it’s not hard to be dazzled.

When a hummingbird rests on my finger as it feeds,

It’s not hard to be dazzled.

When a friend shares her vulnerable heart,

it’s not hard to be dazzled.

When a classroom full of students ignites in flaming wonder at a new idea,

it’s not hard to be dazzled.

Reading Mary Oliver, or Rumi, or Walt Whitman, or Dylan Thomas, or Basho, or Issa,

it’s not hard to be dazzled.

Listening to Mozart, or Beethoven, or Mahler, or Clifford Brown, or Bill Evans,

it’s not hard to be dazzled.

When I stand before Monet, or El Greco, or Kandinsky, or Sarolla, or Winslow,

it’s not hard to be dazzled.

Simply being, simply breathing, and really really really paying attention,

it’s not hard to be dazzled.

 

What dazzles you?

 

 

Japanese Images of the Virtues

Tenryuji pondThis is the temple pond of Tenru-ji, Arashiyama, Kyoto.  The pond is in the shape of the Chinese Character “Kokoro,” which means heart, mind, or spirit.

The images below are in no way “official.”  They are simply paintings or statues that I came to love during the years I spent in Japan.  For me, they embody the Buddhist ideals called the four Bramaviharas.  This word refers to the “sublime attitudes”–loving kindness, compassion, joy, and equanimity– that open the door to the “dwelling (vihara)” of the “Divine (Brama).”  They are sometimes referred to as “the four immeasurables ” since their attainment is without end.

These four are also called the “Buddhist virtues.”  As I have suggested in other posts, the idea of “virtue” has become etiolated in the modern world, perhaps as a result of a Puritanical focus on sexual propriety.  The notion of virtue, however, has a rich heritage that carries across many cultures:  Toku in Japanese (as In the great Shogun Tokugawa: the River of Virtue); Te in Chinese (this is the Te of the Tao Te Ching);  Arete in Greek, referring to the excellence of things from crafts to character; and Virtus in Latin, deriving from the word Vir (man, or more generally human).  In all of these traditions, I believe, Virtue points to a maturely developed human character–or more simply, a grownup.

The cardinal Western virtues of Wisdom, Courage, Temperance and Justice are all complimentary facets of the jewel of character.  They exist together or not at all.  For example, one cannot be courageous, temperate, and just unless she does so wisely.  Thus all the virtues infuse and empower each other.

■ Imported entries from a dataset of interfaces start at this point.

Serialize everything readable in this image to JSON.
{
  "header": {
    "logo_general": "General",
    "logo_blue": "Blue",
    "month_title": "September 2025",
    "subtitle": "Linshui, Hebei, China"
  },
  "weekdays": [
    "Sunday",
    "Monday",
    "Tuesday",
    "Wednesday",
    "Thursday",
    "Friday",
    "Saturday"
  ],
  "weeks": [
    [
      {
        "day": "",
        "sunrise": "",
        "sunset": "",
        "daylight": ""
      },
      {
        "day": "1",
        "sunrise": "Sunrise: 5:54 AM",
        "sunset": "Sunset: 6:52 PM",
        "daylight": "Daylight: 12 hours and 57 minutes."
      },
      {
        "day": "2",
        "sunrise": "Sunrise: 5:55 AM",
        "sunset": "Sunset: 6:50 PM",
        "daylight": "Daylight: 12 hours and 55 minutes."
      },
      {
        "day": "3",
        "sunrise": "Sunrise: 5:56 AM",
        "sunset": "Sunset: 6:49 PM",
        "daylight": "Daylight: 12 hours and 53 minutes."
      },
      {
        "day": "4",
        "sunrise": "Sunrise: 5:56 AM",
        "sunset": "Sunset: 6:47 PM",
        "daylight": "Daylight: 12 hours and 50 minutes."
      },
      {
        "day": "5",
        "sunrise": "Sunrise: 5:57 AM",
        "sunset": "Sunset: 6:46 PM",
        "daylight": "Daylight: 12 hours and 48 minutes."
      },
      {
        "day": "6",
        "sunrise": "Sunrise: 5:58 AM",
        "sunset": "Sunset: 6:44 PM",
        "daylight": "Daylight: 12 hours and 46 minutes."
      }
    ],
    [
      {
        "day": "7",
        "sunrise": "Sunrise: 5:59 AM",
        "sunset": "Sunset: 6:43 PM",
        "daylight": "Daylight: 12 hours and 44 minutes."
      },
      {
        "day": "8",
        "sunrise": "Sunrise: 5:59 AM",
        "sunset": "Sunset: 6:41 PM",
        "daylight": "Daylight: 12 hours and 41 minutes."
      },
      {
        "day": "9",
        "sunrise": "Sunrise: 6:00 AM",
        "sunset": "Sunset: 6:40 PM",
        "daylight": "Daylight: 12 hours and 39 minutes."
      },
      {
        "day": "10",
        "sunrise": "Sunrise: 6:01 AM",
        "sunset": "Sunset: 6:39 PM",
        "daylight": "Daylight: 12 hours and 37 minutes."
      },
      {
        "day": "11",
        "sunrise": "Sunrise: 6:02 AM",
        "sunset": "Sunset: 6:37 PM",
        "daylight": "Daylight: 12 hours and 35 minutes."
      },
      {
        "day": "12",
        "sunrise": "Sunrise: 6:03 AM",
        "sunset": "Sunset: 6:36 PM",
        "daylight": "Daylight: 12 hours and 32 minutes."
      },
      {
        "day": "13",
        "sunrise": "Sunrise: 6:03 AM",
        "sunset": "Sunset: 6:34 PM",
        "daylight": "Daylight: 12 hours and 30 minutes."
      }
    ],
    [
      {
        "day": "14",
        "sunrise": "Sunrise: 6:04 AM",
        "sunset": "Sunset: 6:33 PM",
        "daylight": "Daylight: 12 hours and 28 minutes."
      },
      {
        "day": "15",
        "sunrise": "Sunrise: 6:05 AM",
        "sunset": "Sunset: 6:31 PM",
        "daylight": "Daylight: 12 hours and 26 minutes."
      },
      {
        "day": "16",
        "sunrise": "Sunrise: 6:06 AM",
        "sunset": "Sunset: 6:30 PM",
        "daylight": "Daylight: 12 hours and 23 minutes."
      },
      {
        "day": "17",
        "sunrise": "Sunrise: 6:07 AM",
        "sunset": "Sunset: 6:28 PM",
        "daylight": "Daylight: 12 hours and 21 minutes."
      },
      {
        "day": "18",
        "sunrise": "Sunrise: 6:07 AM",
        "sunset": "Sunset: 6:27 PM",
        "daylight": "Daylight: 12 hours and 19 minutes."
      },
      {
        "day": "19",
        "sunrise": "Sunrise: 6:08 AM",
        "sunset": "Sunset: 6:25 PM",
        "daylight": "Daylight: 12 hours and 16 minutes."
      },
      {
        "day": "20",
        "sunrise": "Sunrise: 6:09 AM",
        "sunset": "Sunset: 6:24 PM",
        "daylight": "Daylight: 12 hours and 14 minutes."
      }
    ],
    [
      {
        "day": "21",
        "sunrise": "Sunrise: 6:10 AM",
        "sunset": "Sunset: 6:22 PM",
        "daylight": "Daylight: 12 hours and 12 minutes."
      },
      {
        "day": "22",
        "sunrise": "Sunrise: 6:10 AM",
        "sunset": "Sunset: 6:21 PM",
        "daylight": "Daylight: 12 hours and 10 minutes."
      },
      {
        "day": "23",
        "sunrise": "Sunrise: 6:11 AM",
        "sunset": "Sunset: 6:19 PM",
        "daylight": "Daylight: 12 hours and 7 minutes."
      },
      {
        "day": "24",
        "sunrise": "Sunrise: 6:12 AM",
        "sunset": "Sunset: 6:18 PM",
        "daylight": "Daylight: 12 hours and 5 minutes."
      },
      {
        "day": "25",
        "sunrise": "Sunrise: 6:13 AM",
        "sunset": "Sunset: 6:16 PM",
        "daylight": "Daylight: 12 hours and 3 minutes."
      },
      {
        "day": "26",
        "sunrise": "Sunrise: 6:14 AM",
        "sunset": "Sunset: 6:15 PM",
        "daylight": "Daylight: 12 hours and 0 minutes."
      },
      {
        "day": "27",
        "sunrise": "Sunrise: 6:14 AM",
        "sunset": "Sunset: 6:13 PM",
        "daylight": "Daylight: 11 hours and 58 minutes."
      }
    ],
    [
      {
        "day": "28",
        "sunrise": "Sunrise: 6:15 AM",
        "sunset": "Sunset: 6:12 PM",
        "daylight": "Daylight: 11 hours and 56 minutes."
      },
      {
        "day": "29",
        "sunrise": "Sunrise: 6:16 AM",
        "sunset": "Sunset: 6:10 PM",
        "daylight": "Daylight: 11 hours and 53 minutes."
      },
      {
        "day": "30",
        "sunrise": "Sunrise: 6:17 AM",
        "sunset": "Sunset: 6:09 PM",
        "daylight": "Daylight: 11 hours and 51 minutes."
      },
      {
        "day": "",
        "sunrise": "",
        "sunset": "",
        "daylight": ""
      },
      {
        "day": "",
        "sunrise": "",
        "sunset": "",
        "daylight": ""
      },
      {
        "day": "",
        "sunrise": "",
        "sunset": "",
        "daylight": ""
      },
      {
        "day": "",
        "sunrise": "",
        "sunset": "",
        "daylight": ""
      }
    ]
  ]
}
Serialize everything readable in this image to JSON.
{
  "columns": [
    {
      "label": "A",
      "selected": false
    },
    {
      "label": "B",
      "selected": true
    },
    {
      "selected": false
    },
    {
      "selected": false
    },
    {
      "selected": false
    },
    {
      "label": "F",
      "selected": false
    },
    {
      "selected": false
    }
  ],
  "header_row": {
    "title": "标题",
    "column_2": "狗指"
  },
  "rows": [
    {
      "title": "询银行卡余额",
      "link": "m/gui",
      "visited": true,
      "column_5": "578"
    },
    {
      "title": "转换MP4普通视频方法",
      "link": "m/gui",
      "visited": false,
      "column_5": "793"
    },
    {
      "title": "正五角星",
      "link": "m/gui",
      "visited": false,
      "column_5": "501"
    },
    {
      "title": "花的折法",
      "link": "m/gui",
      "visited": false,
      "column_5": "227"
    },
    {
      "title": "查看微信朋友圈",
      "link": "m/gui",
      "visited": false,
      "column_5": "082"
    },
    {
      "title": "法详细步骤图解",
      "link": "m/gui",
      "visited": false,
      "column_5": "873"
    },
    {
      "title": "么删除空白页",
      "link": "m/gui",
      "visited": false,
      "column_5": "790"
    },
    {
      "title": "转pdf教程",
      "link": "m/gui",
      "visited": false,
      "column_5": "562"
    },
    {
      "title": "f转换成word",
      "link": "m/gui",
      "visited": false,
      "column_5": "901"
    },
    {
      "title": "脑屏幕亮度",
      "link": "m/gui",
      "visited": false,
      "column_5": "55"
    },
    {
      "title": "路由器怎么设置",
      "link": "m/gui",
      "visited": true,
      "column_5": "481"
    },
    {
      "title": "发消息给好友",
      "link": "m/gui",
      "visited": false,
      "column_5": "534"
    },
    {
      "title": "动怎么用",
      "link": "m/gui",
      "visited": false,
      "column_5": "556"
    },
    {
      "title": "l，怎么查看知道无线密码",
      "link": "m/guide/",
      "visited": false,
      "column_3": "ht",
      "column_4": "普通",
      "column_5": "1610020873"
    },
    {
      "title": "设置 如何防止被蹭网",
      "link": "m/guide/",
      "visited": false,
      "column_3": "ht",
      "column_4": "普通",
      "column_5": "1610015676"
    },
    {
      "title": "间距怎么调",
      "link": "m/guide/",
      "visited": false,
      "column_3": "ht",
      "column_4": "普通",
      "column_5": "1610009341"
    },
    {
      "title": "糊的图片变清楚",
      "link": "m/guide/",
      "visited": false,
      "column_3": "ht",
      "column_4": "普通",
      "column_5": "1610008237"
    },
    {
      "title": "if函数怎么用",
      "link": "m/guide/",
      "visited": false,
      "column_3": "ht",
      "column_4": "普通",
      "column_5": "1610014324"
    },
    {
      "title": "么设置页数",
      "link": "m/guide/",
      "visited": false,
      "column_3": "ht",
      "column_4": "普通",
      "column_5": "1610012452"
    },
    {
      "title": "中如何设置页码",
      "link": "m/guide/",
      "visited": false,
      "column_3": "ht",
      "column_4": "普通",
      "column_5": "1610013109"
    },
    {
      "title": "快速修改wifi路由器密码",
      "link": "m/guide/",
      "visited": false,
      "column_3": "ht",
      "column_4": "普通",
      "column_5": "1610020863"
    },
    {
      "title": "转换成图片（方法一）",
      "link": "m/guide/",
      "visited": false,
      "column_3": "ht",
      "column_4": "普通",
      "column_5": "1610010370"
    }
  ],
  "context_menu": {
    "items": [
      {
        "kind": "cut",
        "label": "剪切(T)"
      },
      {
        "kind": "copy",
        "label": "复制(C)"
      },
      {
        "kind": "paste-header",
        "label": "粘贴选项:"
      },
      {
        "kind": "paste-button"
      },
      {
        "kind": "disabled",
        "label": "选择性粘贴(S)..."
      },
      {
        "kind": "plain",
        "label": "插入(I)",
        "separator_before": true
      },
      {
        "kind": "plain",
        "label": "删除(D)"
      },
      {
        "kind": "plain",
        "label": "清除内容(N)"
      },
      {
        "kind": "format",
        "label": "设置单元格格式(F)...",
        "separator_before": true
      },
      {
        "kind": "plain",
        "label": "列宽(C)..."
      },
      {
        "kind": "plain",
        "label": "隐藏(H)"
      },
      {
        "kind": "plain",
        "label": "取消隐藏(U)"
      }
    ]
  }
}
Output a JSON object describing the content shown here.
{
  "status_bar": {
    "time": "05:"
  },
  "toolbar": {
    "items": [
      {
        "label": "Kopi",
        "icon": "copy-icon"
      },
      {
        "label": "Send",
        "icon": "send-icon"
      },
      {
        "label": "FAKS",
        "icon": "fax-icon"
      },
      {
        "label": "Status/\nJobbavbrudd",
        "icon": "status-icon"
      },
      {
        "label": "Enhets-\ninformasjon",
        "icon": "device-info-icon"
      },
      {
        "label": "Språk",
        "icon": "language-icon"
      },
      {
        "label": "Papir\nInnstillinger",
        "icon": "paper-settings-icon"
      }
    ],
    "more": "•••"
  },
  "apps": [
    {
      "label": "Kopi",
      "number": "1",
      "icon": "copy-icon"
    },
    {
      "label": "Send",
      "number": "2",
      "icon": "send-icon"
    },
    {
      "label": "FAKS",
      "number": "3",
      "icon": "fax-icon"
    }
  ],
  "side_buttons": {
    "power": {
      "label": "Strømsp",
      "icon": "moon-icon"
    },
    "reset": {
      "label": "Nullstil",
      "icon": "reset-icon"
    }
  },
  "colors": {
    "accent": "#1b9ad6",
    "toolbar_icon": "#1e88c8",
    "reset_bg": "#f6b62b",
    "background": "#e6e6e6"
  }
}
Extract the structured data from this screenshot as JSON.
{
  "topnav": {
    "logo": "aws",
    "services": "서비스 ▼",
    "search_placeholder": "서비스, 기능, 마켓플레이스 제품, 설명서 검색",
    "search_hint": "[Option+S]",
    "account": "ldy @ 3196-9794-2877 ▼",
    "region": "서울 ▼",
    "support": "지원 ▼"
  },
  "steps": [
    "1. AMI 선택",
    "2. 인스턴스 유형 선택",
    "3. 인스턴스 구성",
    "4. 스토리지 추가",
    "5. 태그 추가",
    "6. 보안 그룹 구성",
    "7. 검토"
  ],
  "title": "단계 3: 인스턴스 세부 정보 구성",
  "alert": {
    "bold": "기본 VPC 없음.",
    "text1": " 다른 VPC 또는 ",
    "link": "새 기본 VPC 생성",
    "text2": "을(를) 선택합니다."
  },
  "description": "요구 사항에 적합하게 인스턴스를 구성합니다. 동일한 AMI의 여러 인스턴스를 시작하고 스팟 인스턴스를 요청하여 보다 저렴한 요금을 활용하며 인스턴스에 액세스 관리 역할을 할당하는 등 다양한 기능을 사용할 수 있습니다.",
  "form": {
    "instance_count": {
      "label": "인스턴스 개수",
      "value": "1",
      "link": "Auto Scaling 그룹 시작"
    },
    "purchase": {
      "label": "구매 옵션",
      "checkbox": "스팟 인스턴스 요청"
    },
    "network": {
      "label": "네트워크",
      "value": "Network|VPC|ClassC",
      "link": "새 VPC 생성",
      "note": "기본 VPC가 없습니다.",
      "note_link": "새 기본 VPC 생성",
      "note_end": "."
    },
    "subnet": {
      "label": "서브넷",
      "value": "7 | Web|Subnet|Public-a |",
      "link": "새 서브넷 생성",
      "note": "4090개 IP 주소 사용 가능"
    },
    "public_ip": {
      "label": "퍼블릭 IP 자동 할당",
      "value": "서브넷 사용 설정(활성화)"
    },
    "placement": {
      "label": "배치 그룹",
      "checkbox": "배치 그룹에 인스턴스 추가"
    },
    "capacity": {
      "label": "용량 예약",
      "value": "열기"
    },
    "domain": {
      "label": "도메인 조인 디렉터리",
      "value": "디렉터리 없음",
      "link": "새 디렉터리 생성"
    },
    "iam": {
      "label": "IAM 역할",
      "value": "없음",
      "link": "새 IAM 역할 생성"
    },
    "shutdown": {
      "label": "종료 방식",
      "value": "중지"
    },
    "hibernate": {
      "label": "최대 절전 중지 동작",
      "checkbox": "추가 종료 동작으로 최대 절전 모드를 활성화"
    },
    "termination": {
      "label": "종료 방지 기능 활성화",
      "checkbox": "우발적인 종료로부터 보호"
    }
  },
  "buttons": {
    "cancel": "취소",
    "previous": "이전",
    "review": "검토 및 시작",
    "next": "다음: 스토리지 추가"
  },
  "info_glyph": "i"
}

They include perspective and focus of mind, a generous and open heart, integrity or centered and present wholeness, and a sense of fairness to all.  Aristotle said that Happiness (eudaimonia, or human flouishing) consists in activity in accord with virtue.  I believe this is a philosophical way of saying that a flourishing life is one lived from the very best in ourselves.  That, to me, is a noble aspiration.

The Eastern Virtues are likewise complementary.  It seems to me, however, that there is a shift of emphasis from the Western tradition of Wisdom as the lynchpin of the Virtues, to Loving Kindness as the leaven of the virtues.  Thus, the Western list of Wisdom, Courage, Temperance, and Justice, becomes Loving Kindness, Compassion, Joy, and Equanimity in the Buddhist tradition.  Here are some of my favorite images:

Continue reading